Your goal: Below are some entries. Work out how many of their lines hold the word "Traceroute", and write that number alone.

Web page and app entries:

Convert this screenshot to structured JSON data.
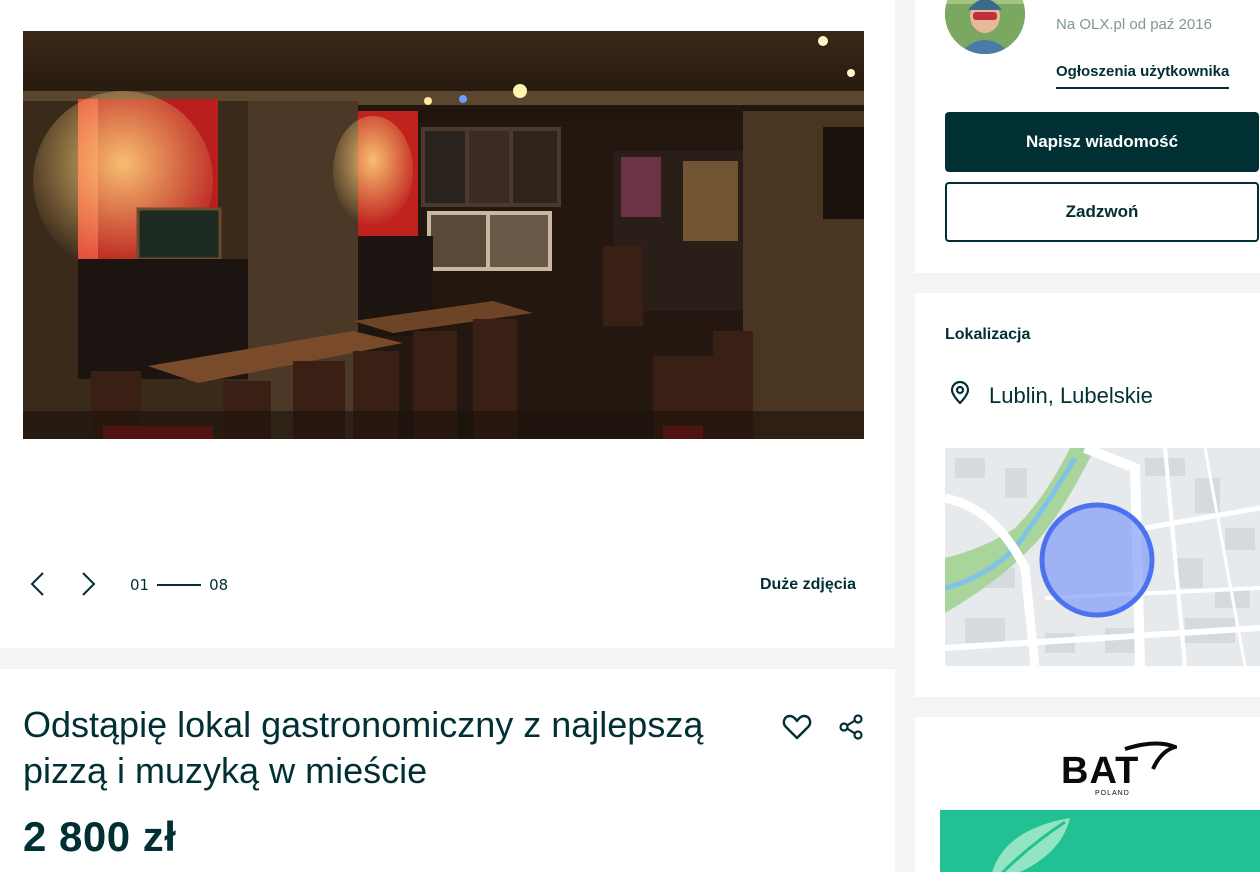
{
  "gallery": {
    "current": "01",
    "total": "08",
    "big_photos_label": "Duże zdjęcia"
  },
  "listing": {
    "title": "Odstąpię lokal gastronomiczny z najlepszą pizzą i muzyką w mieście",
    "price": "2 800 zł"
  },
  "seller": {
    "member_since": "Na OLX.pl od paź 2016",
    "user_ads_link": "Ogłoszenia użytkownika",
    "message_button": "Napisz wiadomość",
    "call_button": "Zadzwoń"
  },
  "location": {
    "heading": "Lokalizacja",
    "place": "Lublin, Lubelskie"
  },
  "ad": {
    "brand": "BAT",
    "brand_sub": "POLAND"
  },
  "icons": {
    "prev": "chevron-left-icon",
    "next": "chevron-right-icon",
    "favorite": "heart-icon",
    "share": "share-icon",
    "location": "map-pin-icon"
  },
  "colors": {
    "brand_dark": "#002f34",
    "muted_text": "#7f9799",
    "map_marker": "#5b7cf4",
    "page_bg": "#f2f4f5"
  }
}
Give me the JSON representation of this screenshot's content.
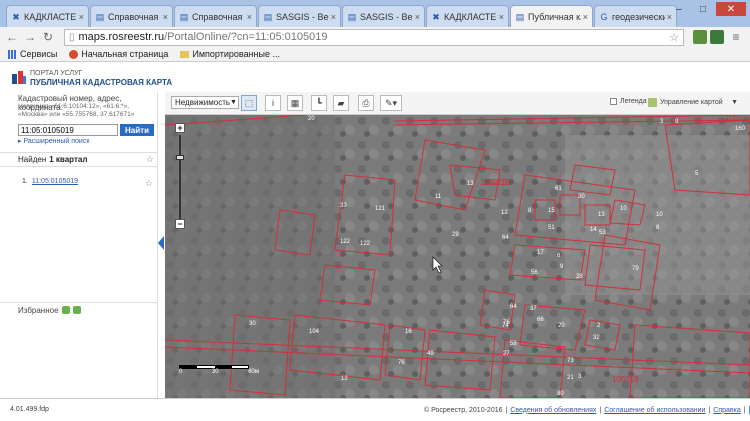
{
  "browser": {
    "tabs": [
      {
        "label": "КАДКЛАСТЕР",
        "icon": "kadcluster-icon",
        "active": false
      },
      {
        "label": "Справочная и",
        "icon": "page-icon",
        "active": false
      },
      {
        "label": "Справочная и",
        "icon": "page-icon",
        "active": false
      },
      {
        "label": "SASGIS - Веб-",
        "icon": "page-icon",
        "active": false
      },
      {
        "label": "SASGIS - Веб-",
        "icon": "page-icon",
        "active": false
      },
      {
        "label": "КАДКЛАСТЕР",
        "icon": "kadcluster-icon",
        "active": false
      },
      {
        "label": "Публичная кад",
        "icon": "page-icon",
        "active": true
      },
      {
        "label": "геодезически",
        "icon": "google-icon",
        "active": false
      }
    ],
    "address_host": "maps.rosreestr.ru",
    "address_path": "/PortalOnline/?cn=11:05:0105019",
    "bookmarks": [
      {
        "label": "Сервисы",
        "icon": "apps-icon"
      },
      {
        "label": "Начальная страница",
        "icon": "home-page-icon"
      },
      {
        "label": "Импортированные ...",
        "icon": "folder-icon"
      }
    ]
  },
  "portal": {
    "line1": "ПОРТАЛ УСЛУГ",
    "line2": "ПУБЛИЧНАЯ КАДАСТРОВАЯ КАРТА"
  },
  "search": {
    "label": "Кадастровый номер, адрес, координата:",
    "example": "Например «61:6:10104:12», «61:6:*», «Москва» или «55.755768, 37.617671»",
    "value": "11:05:0105019",
    "button": "Найти",
    "advanced": "Расширенный поиск"
  },
  "results": {
    "found_prefix": "Найден",
    "found_value": "1 квартал",
    "items": [
      {
        "num": "1.",
        "label": "11:05:0105019"
      }
    ]
  },
  "favorites": {
    "label": "Избранное"
  },
  "map_toolbar": {
    "layer": "Недвижимость",
    "legend": "Легенда",
    "map_control": "Управление картой"
  },
  "map": {
    "scale_labels": [
      "0",
      "30",
      "60м"
    ],
    "parcel_labels": [
      "20",
      "33",
      "121",
      "122",
      "122",
      "105019",
      "13",
      "11",
      "61",
      "30",
      "10",
      "8",
      "12",
      "15",
      "13",
      "51",
      "14",
      "53",
      "10",
      "8",
      "64",
      "17",
      "6",
      "29",
      "56",
      "28",
      "9",
      "79",
      "64",
      "37",
      "74",
      "66",
      "20",
      "2",
      "30",
      "32",
      "104",
      "16",
      "49",
      "27",
      "58",
      "105019",
      "76",
      "76",
      "73",
      "21",
      "12",
      "3",
      "105019",
      "80",
      "3",
      "105019",
      "9",
      "160",
      "5"
    ]
  },
  "footer": {
    "version": "4.01.499.fdp",
    "copyright": "© Росреестр, 2010-2016",
    "links": [
      "Сведения об обновлениях",
      "Соглашение об использовании",
      "Справка"
    ]
  }
}
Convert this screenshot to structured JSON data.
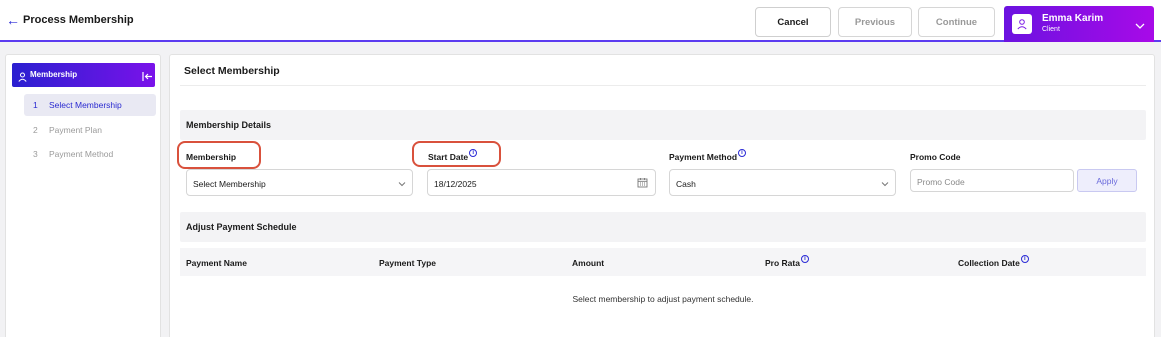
{
  "header": {
    "title": "Process Membership",
    "cancel_label": "Cancel",
    "previous_label": "Previous",
    "continue_label": "Continue",
    "user": {
      "name": "Emma Karim",
      "role": "Client"
    }
  },
  "sidebar": {
    "section_label": "Membership",
    "steps": [
      {
        "number": "1",
        "label": "Select Membership"
      },
      {
        "number": "2",
        "label": "Payment Plan"
      },
      {
        "number": "3",
        "label": "Payment Method"
      }
    ]
  },
  "main": {
    "title": "Select Membership",
    "details_heading": "Membership Details",
    "fields": {
      "membership_label": "Membership",
      "membership_value": "Select Membership",
      "start_date_label": "Start Date",
      "start_date_value": "18/12/2025",
      "payment_method_label": "Payment Method",
      "payment_method_value": "Cash",
      "promo_label": "Promo Code",
      "promo_placeholder": "Promo Code",
      "apply_label": "Apply"
    },
    "schedule_heading": "Adjust Payment Schedule",
    "columns": [
      "Payment Name",
      "Payment Type",
      "Amount",
      "Pro Rata",
      "Collection Date"
    ],
    "empty_message": "Select membership to adjust payment schedule."
  },
  "colors": {
    "accent": "#5b3cf0",
    "highlight_ring": "#d9513c"
  }
}
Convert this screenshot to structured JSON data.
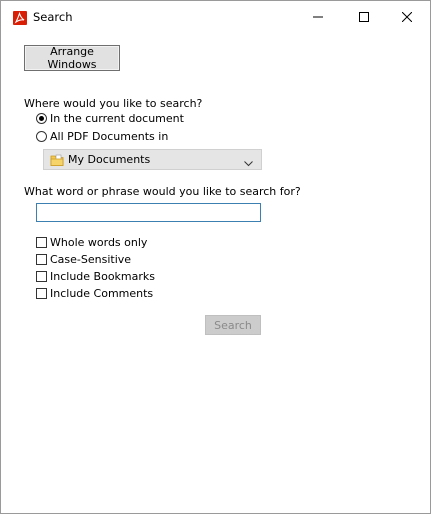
{
  "window": {
    "title": "Search",
    "icon": "acrobat-icon",
    "controls": [
      "minimize-icon",
      "maximize-icon",
      "close-icon"
    ]
  },
  "toolbar": {
    "arrange_label": "Arrange Windows"
  },
  "scope": {
    "question": "Where would you like to search?",
    "options": [
      {
        "label": "In the current document",
        "selected": true
      },
      {
        "label": "All PDF Documents in",
        "selected": false
      }
    ],
    "location": {
      "selected": "My Documents",
      "icon": "folder-icon"
    }
  },
  "query": {
    "question": "What word or phrase would you like to search for?",
    "value": "",
    "placeholder": ""
  },
  "options": [
    {
      "label": "Whole words only",
      "checked": false
    },
    {
      "label": "Case-Sensitive",
      "checked": false
    },
    {
      "label": "Include Bookmarks",
      "checked": false
    },
    {
      "label": "Include Comments",
      "checked": false
    }
  ],
  "actions": {
    "search_label": "Search",
    "search_enabled": false
  },
  "colors": {
    "brand": "#d81e05",
    "input_border": "#3c7fb1",
    "disabled_text": "#8a8a8a"
  }
}
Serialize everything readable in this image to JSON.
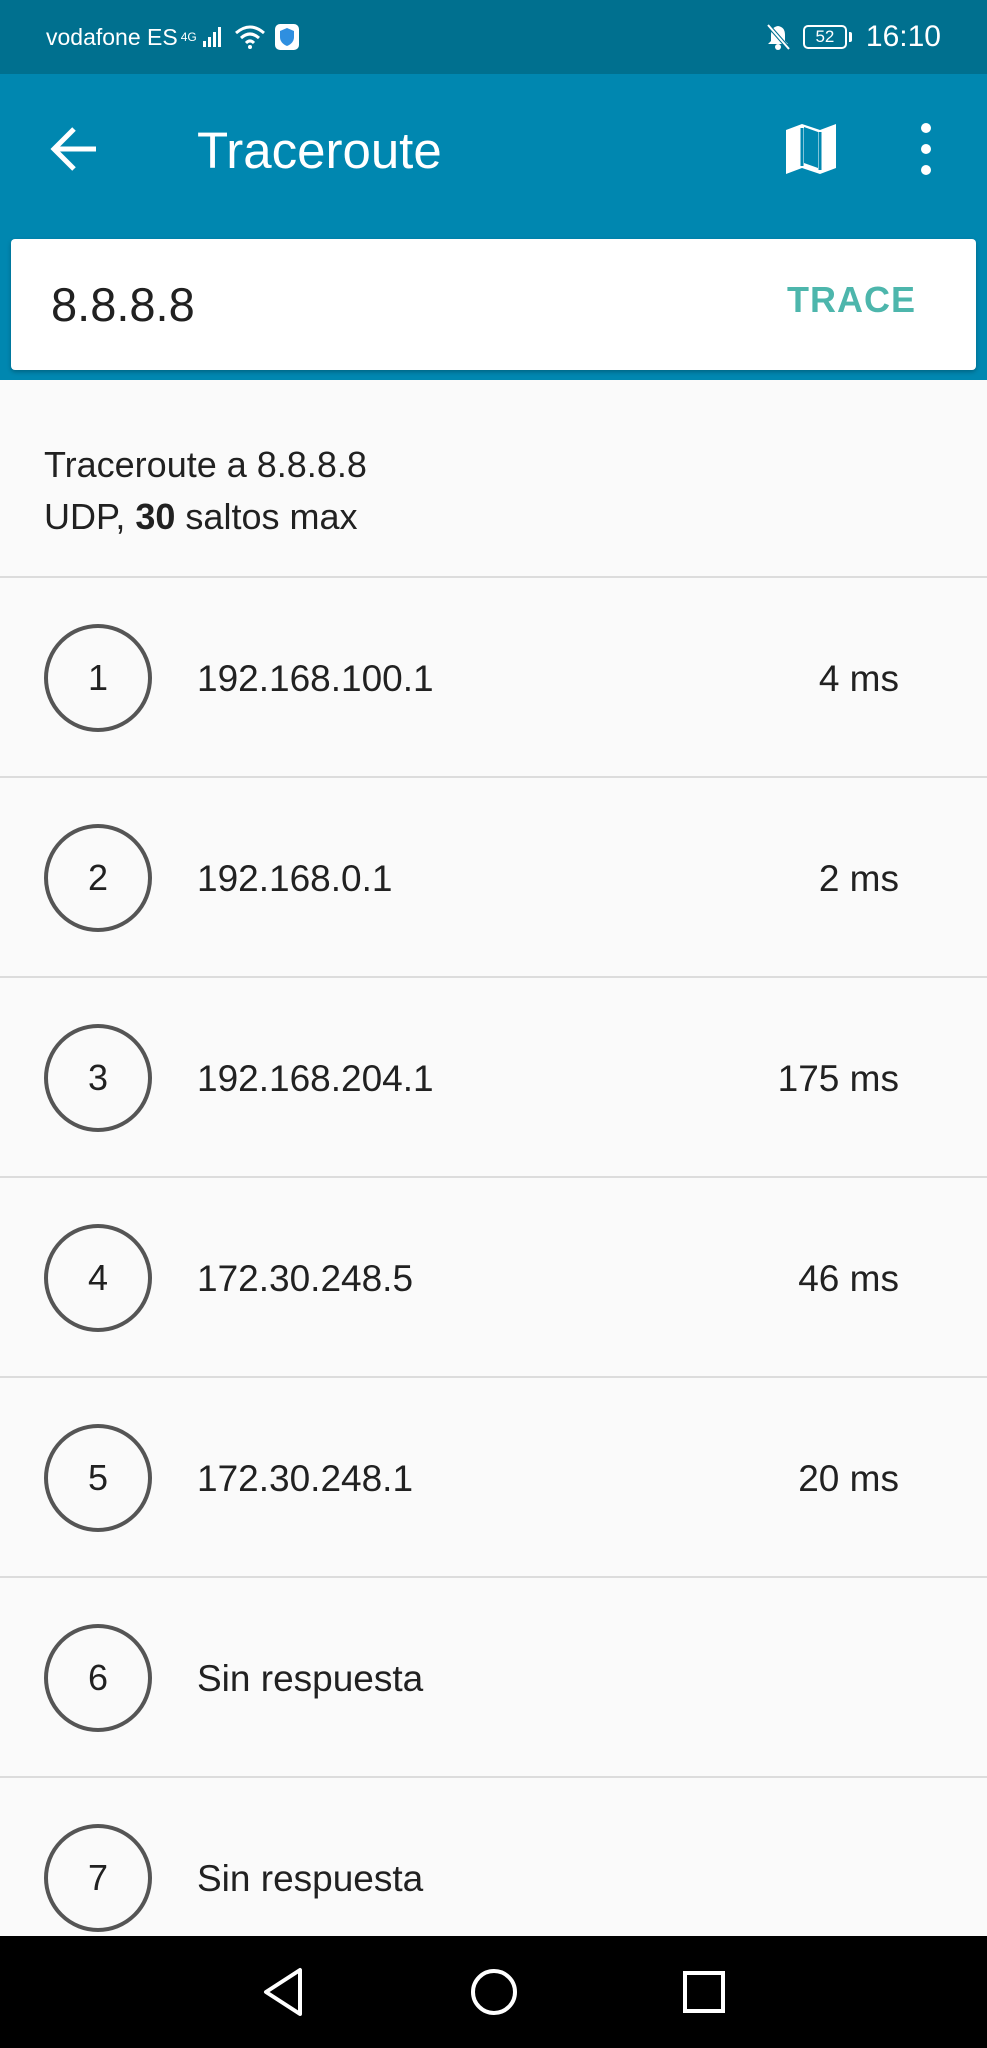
{
  "status_bar": {
    "carrier": "vodafone ES",
    "network_type": "4G",
    "battery": "52",
    "time": "16:10"
  },
  "app_bar": {
    "title": "Traceroute"
  },
  "query": {
    "host_value": "8.8.8.8",
    "trace_label": "TRACE"
  },
  "summary": {
    "title": "Traceroute a 8.8.8.8",
    "protocol": "UDP, ",
    "max_hops": "30",
    "max_hops_suffix": " saltos max"
  },
  "hops": [
    {
      "number": "1",
      "host": "192.168.100.1",
      "time": "4 ms"
    },
    {
      "number": "2",
      "host": "192.168.0.1",
      "time": "2 ms"
    },
    {
      "number": "3",
      "host": "192.168.204.1",
      "time": "175 ms"
    },
    {
      "number": "4",
      "host": "172.30.248.5",
      "time": "46 ms"
    },
    {
      "number": "5",
      "host": "172.30.248.1",
      "time": "20 ms"
    },
    {
      "number": "6",
      "host": "Sin respuesta",
      "time": ""
    },
    {
      "number": "7",
      "host": "Sin respuesta",
      "time": ""
    }
  ],
  "colors": {
    "app_bar": "#0087b0",
    "status_bar": "#00708f",
    "accent": "#4db6ac"
  }
}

Response below: 2